As we age our muscles lose elasticity and strength. Our joints become stiffer and compacted. We develop arthritis. These are things that are inevitable and cannot be changed, however, you can decrease the speed at which these events occur and improve or maintain your mobility throughout life by staying active, strong, and limber. Did you know that you can improve your strength at ANY age? Even if you’re 90 years old you can get stronger by doing resistance exercises and lifting weights, even as age is taking strength away!
As a physical therapist, I’ve noticed that there are certain areas of the body that tend to lose flexibility and strength as we get older. Here’s a breakdown of the most common age-related mobility problems I have noticed in my evaluations.
- Inability to Stand Up Straight/ Increased Thoracic Kyphosis
- Another term people use is a “hunched” back, where the upper part of the back is rounded more than normal. This is in part due to poor posture and prolonged positioning, which can lead to a permanent change in spinal and shoulder alignment. Most clients with this problem mention they have to sleep with 2 or more pillows at night due to this change in the spine. This can worsen over time and cause problems at other areas including the neck, shoulders, and low back.
- Inability to Raise Arms Overhead
- Maintaining the ability to reach for things in your cupboard or get a pullover on without straining your shoulder requires good range of motion and flexibility
- Difficulty Getting out of a Low or Soft Chair
- As leg strength decreases this activity gets harder and harder and most people start to rely more on their arms to push themselves up, or to unsafely use momentum to propel themselves up. Also hip inflexibilities can make getting out of chairs much more difficult.
- Waddling Gait

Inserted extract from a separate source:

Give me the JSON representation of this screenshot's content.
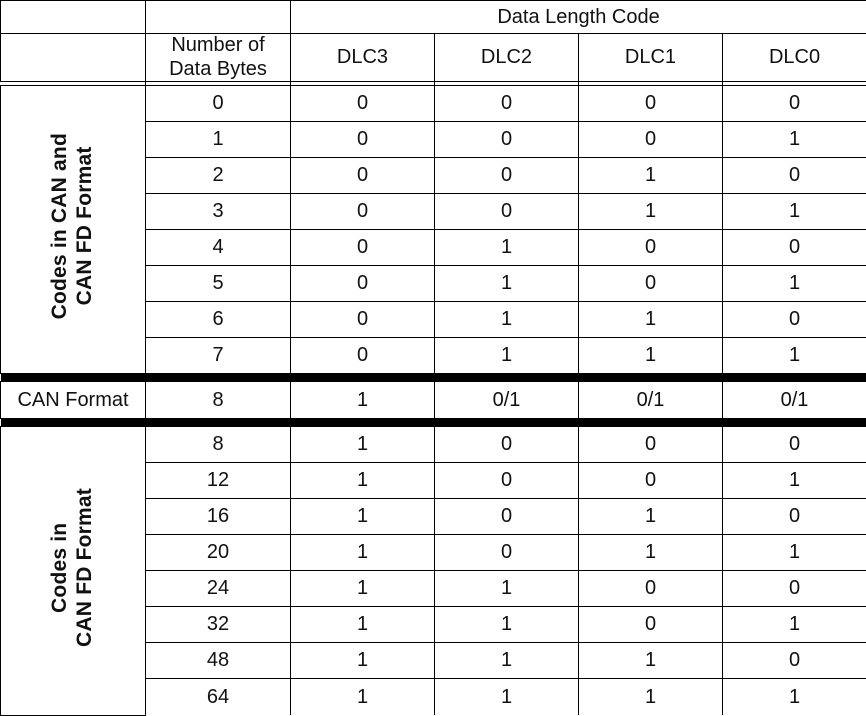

- This may also look like a limp and may be related to arthritis, but when our hips get weak they start to cause a waddling gait which places undue stresses on the hips, knees, and low back
- Feeling unsteady
- As strength, flexibility, and reaction time declines, so does balance, though balance can be improved through exercise. Falls is a serious problem among the elderly, so we should all be working on our balance from an early age to combat the risk of falling as we age.
- Inability to take the stairs or get up a curb
- Weak glutes, hamstrings, and quads in particular will make this activity much harder. Although there should always be a ramp, some places do not have one or it is not conveniently located, so it’s important to maintain this skill to stay safe and prevent falls.
- It’s hard to walk long distances
- Aerobic conditioning is very important to maintain through the golden years to maintain endurance for walking, whether it be for several hours to shop or to get all your errands done in one day. Many of my clients who have this problem have to sacrifice efficiency and plan for much more time to get everyday chores done due to low endurance.
These are the most common problems I have seen in physical therapy related to aging and prolonged inactivity. The good news is with physical therapy I have helped clients overcome these obstacles through customized exercises to improve quality of life and independence. If you have one of these problems, find a physical therapist to get a customized plan to make improvements and prevent disabilities! If you’re looking to prevent these problems and maintain your quality of life, check back next week. I’ll post exercises and tips to help prevent these commonly-seen problems and help you get started on a plan to maintain your independence and mobility for as long as possible!